- _Problem statement_: Scan the records for "placeholders". Show the matching lines.

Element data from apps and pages
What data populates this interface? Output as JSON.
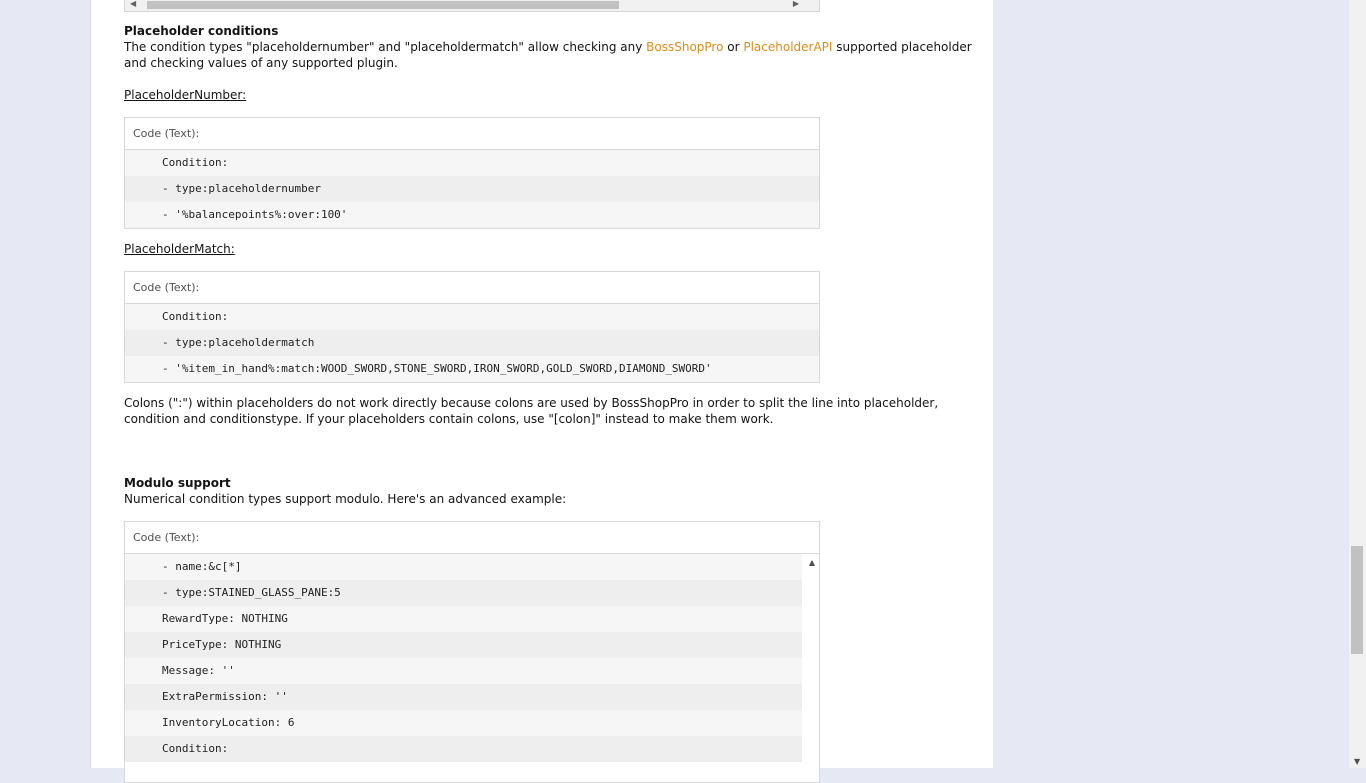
{
  "placeholder_section": {
    "title": "Placeholder conditions",
    "intro_part1": "The condition types \"placeholdernumber\" and \"placeholdermatch\" allow checking any ",
    "link1": "BossShopPro",
    "intro_part2": " or ",
    "link2": "PlaceholderAPI",
    "intro_part3": " supported placeholder",
    "intro_line2": "and checking values of any supported plugin.",
    "number_label": "PlaceholderNumber:",
    "match_label": "PlaceholderMatch:",
    "note_line1": "Colons (\":\") within placeholders do not work directly because colons are used by BossShopPro in order to split the line into placeholder,",
    "note_line2": "condition and conditionstype. If your placeholders contain colons, use \"[colon]\" instead to make them work."
  },
  "code_number": {
    "header": "Code (Text):",
    "lines": [
      "Condition:",
      "- type:placeholdernumber",
      "- '%balancepoints%:over:100'"
    ]
  },
  "code_match": {
    "header": "Code (Text):",
    "lines": [
      "Condition:",
      "- type:placeholdermatch",
      "- '%item_in_hand%:match:WOOD_SWORD,STONE_SWORD,IRON_SWORD,GOLD_SWORD,DIAMOND_SWORD'"
    ]
  },
  "modulo_section": {
    "title": "Modulo support",
    "intro": "Numerical condition types support modulo. Here's an advanced example:"
  },
  "code_modulo": {
    "header": "Code (Text):",
    "lines": [
      "- name:&c[*]",
      "- type:STAINED_GLASS_PANE:5",
      "RewardType: NOTHING",
      "PriceType: NOTHING",
      "Message: ''",
      "ExtraPermission: ''",
      "InventoryLocation: 6",
      "Condition:"
    ]
  },
  "icons": {
    "scroll_left": "triangle-left-icon",
    "scroll_right": "triangle-right-icon",
    "scroll_up": "triangle-up-icon",
    "scroll_down": "triangle-down-icon"
  },
  "colors": {
    "link": "#d88e1b",
    "background": "#e6e8f4"
  }
}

- _Output of the task_:
    "note_line1": "Colons (\":\") within placeholders do not work directly because colons are used by BossShopPro in order to split the line into placeholder,",
    "note_line2": "condition and conditionstype. If your placeholders contain colons, use \"[colon]\" instead to make them work."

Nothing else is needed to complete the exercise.